The ELASTIC3S project seeks to create a new genre of technology-enhanced interactions for education with the development of “simulation theaters for embodied learning” that target critical, crosscutting ideas in Science, Technology, Engineering, and Mathematics (STEM) Education. The project is funded by the Cyberlearning Program at the National Science Foundation and it involves an interdisciplinary team of faculty and students at the University of Illinois Urbana-Champaign conducting complementary research on two fronts: 1) examining the role that body movement plays in high school students’ understanding of cross-cutting ideas in science (e.g., scale and magnitude, stability and change, etc.), and 2) developing new machine learning techniques for tracking and categorizing learner movements that can be utilized in educational simulations on a variety of science topics. The ability to interact with computer games and simulations using more natural body movements is facilitated by off-the-shelf technologies such as the Microsoft Kinect, but new algorithms are needed to respond with minimal training to the kinds of movements produced by science learners.
The primary educational goal of this project is support more effective transfer of learning across science topics using new technologies. Students typically learn about cross-cutting ideas such as scale and rates of change in their science classes, but they learn about these ideas separately for each topic and often struggle to apply them to new topics when they are relevant. Our aim with ELASTIC3S is to create a common language, based in body movements, for communicating about these big ideas, such that they can be expressed in the same way regardless of whether a students is working in earth science, physics, biology, or chemistry.
This research is being conducted by an interdisciplinary team of learning scientists and computer scientists at the University of Illinois at Urbana-Champaign.

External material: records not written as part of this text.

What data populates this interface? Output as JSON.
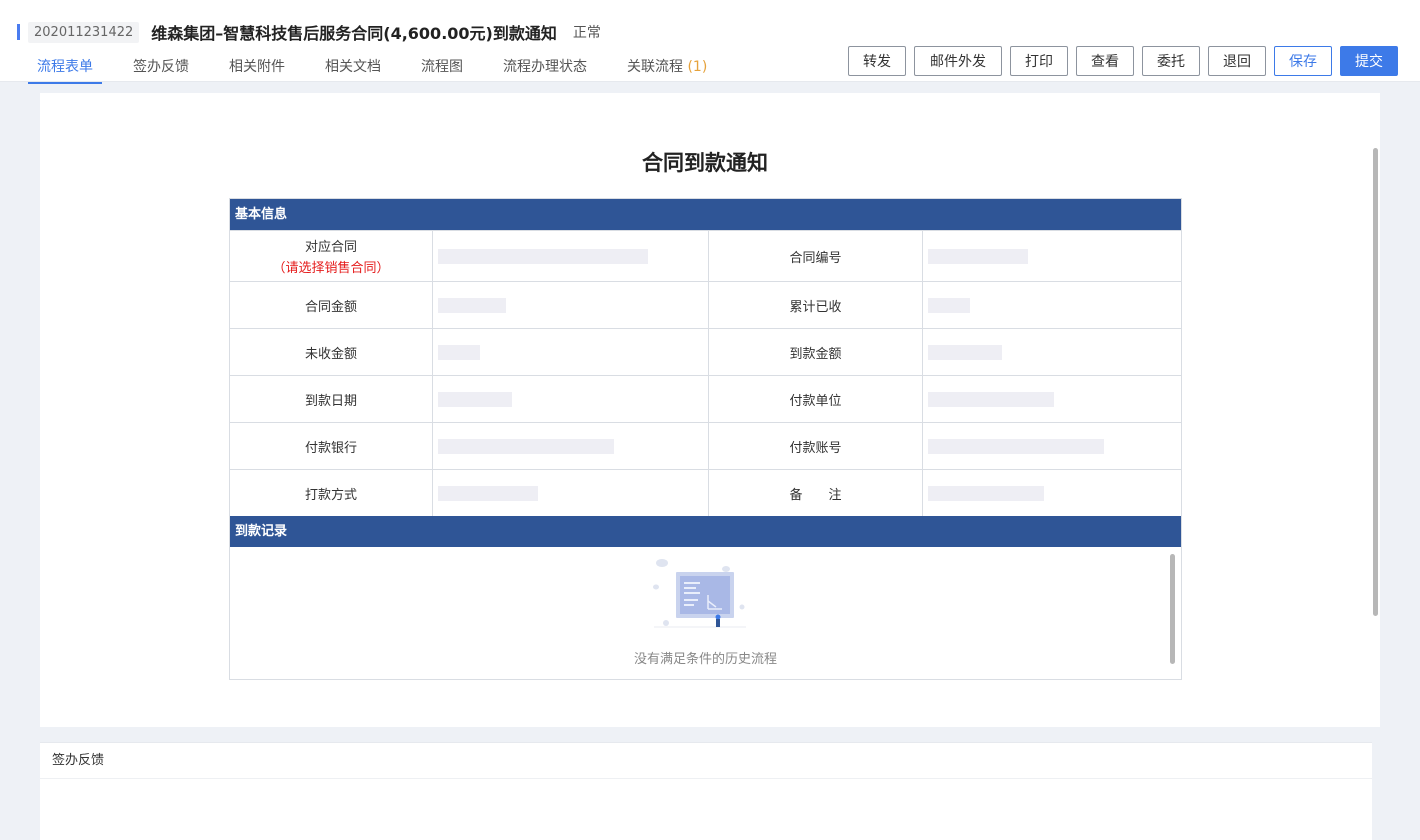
{
  "header": {
    "request_id": "202011231422",
    "title": "维森集团–智慧科技售后服务合同(4,600.00元)到款通知",
    "status": "正常"
  },
  "tabs": [
    {
      "label": "流程表单",
      "active": true
    },
    {
      "label": "签办反馈"
    },
    {
      "label": "相关附件"
    },
    {
      "label": "相关文档"
    },
    {
      "label": "流程图"
    },
    {
      "label": "流程办理状态"
    },
    {
      "label": "关联流程",
      "count": "(1)"
    }
  ],
  "actions": {
    "forward": "转发",
    "email_out": "邮件外发",
    "print": "打印",
    "view": "查看",
    "entrust": "委托",
    "return": "退回",
    "save": "保存",
    "submit": "提交"
  },
  "form": {
    "title": "合同到款通知",
    "section_basic": "基本信息",
    "section_records": "到款记录",
    "required_hint": "（请选择销售合同）",
    "rows": [
      {
        "l1": "对应合同",
        "l2": "合同编号"
      },
      {
        "l1": "合同金额",
        "l2": "累计已收"
      },
      {
        "l1": "未收金额",
        "l2": "到款金额"
      },
      {
        "l1": "到款日期",
        "l2": "付款单位"
      },
      {
        "l1": "付款银行",
        "l2": "付款账号"
      },
      {
        "l1": "打款方式",
        "l2": "备　　注"
      }
    ],
    "empty_text": "没有满足条件的历史流程"
  },
  "feedback_panel": {
    "title": "签办反馈"
  },
  "colors": {
    "accent": "#3d7ae8",
    "section_header": "#2f5596",
    "required": "#e51c1c",
    "tab_count": "#e6a23c"
  }
}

Faculty and students from the College of Education, the National Center for Supercomputing Applications (NCSA), and the Illinois Informatics Institute (I3) are collaborating to design and implement prototype simulation theaters for embodied learning that can be tested with high school students in Central Illinois.
If you live in the Central Illinois area and you, your child, or your class are interested in participating please contact us.